*** Begin section ***

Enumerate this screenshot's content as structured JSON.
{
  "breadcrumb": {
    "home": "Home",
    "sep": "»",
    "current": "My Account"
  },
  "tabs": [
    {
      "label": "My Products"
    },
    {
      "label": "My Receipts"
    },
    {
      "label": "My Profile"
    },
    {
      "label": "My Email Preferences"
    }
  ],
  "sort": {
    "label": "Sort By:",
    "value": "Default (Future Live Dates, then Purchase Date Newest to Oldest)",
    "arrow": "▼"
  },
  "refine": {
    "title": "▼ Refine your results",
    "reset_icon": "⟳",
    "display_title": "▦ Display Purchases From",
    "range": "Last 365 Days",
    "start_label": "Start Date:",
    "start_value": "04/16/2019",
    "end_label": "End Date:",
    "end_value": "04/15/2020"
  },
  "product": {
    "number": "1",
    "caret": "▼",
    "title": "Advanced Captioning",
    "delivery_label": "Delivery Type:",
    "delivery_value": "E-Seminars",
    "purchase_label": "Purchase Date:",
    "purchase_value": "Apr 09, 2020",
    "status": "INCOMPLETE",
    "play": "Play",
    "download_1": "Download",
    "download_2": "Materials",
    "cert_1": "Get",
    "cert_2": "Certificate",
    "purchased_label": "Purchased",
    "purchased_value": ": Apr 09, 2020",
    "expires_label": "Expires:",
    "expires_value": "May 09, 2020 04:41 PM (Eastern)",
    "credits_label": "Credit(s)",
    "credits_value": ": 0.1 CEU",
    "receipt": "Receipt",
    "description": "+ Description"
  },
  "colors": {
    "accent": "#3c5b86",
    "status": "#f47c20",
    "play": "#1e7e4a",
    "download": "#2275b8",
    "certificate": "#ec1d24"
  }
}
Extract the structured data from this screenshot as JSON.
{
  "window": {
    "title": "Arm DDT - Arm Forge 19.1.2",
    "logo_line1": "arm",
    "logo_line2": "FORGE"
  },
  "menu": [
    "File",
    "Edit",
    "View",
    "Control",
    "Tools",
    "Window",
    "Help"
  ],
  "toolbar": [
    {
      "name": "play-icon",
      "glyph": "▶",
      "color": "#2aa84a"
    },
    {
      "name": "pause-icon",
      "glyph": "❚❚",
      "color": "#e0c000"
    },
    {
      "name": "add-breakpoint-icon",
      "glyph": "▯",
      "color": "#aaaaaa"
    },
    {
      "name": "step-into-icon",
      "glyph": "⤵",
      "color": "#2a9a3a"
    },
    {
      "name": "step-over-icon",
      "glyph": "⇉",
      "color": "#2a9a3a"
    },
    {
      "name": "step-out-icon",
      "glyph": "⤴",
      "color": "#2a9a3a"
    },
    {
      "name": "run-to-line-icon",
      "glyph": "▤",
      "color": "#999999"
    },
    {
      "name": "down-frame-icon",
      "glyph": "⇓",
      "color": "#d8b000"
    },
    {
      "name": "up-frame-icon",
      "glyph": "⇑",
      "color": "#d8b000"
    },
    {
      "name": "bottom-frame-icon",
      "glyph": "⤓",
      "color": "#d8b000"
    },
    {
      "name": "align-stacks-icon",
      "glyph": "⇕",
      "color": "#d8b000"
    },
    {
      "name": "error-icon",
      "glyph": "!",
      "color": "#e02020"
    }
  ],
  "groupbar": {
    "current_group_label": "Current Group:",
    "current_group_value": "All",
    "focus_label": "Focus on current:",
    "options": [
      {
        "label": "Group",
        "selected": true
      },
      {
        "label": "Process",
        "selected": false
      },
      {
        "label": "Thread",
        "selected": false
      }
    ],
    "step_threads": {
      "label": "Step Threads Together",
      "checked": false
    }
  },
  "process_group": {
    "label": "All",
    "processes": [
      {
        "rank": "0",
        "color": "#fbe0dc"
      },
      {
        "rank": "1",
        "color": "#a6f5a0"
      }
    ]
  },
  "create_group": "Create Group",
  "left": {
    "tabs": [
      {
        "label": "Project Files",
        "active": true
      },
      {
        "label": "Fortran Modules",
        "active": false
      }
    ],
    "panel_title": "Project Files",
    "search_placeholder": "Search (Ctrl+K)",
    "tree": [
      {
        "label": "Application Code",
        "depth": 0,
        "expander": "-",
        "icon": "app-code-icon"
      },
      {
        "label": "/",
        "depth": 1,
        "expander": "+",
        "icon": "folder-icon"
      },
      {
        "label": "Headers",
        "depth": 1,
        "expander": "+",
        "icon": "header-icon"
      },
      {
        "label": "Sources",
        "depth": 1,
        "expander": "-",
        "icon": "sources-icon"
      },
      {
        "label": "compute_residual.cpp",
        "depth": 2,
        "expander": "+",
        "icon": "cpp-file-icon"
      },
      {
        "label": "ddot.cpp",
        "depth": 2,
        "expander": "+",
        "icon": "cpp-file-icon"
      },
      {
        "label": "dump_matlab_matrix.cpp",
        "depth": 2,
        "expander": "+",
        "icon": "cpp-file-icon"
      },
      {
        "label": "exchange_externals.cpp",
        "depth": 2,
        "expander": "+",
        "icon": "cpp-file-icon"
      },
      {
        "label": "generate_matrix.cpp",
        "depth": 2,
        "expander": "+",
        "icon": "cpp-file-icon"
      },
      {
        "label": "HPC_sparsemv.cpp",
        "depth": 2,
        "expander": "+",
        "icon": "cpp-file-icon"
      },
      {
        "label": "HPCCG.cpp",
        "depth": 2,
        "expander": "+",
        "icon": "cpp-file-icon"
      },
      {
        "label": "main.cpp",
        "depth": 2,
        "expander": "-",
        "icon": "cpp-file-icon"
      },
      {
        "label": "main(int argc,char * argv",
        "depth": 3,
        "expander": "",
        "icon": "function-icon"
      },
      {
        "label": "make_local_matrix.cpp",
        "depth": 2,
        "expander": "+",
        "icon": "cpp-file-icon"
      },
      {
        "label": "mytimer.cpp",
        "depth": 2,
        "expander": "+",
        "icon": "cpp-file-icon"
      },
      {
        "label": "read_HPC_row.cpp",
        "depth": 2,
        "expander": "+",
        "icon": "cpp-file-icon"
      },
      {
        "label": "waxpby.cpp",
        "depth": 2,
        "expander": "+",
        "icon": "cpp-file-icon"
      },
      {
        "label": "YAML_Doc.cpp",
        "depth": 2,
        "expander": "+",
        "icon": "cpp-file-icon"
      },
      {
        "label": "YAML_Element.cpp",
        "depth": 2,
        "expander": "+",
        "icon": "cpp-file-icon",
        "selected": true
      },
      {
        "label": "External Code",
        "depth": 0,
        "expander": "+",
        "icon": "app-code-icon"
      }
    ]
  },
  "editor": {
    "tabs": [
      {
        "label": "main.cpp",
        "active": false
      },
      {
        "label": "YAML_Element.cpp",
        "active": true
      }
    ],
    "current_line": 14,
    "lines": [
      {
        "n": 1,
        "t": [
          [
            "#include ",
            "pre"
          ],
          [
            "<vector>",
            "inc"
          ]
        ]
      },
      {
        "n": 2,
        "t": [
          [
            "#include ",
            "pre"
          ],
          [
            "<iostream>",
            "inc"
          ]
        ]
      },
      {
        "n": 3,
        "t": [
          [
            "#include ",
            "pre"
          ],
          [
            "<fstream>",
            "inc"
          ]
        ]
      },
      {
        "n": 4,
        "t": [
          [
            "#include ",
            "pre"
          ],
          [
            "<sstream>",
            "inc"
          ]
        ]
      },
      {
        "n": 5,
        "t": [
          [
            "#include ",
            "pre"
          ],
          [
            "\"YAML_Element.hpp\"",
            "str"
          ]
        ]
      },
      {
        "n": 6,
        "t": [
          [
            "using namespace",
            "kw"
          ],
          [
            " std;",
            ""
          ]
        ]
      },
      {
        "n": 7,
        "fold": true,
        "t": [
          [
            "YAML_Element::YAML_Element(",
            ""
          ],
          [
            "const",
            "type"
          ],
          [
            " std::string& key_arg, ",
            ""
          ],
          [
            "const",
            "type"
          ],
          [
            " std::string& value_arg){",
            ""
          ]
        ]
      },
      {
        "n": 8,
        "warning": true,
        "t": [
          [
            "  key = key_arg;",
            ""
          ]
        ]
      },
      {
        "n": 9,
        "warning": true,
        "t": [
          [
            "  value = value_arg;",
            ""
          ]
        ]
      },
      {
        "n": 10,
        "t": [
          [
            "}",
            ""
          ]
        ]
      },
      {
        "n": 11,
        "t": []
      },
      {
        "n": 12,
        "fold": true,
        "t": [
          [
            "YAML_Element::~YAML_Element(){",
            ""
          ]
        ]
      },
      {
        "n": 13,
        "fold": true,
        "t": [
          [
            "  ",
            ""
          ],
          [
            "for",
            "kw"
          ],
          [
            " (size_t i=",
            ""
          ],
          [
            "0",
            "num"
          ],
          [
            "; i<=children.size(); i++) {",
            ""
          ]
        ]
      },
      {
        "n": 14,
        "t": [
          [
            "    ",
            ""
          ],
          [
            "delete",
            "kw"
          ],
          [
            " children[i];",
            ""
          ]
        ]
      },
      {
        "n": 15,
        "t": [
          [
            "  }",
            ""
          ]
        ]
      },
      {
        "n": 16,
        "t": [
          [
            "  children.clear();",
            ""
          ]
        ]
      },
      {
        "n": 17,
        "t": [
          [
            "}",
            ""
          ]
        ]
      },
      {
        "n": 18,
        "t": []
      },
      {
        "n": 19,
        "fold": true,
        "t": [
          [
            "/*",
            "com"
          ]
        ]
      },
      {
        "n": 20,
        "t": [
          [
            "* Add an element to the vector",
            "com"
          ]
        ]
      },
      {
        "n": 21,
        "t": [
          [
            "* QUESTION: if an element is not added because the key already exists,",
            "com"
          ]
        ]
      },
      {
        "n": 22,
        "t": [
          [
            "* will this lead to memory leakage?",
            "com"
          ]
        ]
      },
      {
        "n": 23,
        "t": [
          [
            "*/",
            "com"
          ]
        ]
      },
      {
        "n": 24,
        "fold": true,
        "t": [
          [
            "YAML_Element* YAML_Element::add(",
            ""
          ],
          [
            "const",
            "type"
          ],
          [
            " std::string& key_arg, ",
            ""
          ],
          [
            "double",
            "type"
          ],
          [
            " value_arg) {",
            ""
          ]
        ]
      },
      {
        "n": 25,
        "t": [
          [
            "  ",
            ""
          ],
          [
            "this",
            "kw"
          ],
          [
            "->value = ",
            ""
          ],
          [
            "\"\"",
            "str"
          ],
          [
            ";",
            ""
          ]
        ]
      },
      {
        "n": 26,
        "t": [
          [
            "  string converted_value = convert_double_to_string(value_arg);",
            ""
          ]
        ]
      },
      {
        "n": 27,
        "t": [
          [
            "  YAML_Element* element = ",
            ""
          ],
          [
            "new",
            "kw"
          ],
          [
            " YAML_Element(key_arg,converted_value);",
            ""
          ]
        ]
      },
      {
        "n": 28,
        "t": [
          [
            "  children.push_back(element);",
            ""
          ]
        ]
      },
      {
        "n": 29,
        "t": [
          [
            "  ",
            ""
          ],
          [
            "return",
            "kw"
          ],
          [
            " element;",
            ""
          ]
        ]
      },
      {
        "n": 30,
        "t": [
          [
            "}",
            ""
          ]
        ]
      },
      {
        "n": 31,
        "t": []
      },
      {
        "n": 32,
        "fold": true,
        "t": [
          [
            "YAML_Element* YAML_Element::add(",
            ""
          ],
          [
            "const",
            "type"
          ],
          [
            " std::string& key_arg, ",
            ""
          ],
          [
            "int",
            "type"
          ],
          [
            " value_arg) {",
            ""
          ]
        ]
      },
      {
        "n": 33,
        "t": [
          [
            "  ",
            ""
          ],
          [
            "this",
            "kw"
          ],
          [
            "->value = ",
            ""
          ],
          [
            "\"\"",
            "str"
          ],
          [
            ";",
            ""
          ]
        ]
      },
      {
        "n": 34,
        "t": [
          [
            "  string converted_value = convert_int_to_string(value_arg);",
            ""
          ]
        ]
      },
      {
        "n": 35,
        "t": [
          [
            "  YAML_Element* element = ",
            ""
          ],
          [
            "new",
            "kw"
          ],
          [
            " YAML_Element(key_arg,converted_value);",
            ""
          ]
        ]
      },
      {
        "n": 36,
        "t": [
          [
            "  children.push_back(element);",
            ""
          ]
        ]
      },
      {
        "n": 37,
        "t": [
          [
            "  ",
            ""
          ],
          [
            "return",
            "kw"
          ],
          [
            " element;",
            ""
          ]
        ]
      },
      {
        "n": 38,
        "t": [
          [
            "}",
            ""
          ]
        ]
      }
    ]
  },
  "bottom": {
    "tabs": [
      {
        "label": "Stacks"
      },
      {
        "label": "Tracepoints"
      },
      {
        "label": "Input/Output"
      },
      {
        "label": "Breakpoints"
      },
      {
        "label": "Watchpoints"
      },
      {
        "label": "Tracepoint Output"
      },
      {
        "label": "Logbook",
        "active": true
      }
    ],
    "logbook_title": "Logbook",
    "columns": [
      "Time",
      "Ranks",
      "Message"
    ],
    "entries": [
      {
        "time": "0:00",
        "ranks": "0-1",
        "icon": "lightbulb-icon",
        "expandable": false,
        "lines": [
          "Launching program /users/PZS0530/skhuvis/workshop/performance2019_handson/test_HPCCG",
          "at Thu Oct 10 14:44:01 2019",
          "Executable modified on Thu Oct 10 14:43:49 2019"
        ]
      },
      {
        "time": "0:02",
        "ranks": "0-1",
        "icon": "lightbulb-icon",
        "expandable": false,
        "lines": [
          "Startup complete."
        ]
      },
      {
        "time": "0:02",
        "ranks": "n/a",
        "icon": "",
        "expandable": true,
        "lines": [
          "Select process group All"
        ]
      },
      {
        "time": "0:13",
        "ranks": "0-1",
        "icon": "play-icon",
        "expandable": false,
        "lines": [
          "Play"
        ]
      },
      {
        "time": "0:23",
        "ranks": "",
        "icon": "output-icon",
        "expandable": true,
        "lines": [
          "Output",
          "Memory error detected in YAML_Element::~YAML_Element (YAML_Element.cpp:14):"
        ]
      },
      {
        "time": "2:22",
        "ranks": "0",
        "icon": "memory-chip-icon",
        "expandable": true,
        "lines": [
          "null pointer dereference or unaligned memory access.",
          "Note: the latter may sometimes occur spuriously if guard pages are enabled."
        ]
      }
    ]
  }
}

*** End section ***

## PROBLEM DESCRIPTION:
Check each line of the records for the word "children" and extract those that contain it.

## RESPONSE:
            "; i<=children.size(); i++) {",
            " children[i];",
            "  children.clear();",
            "  children.push_back(element);",
            "  children.push_back(element);",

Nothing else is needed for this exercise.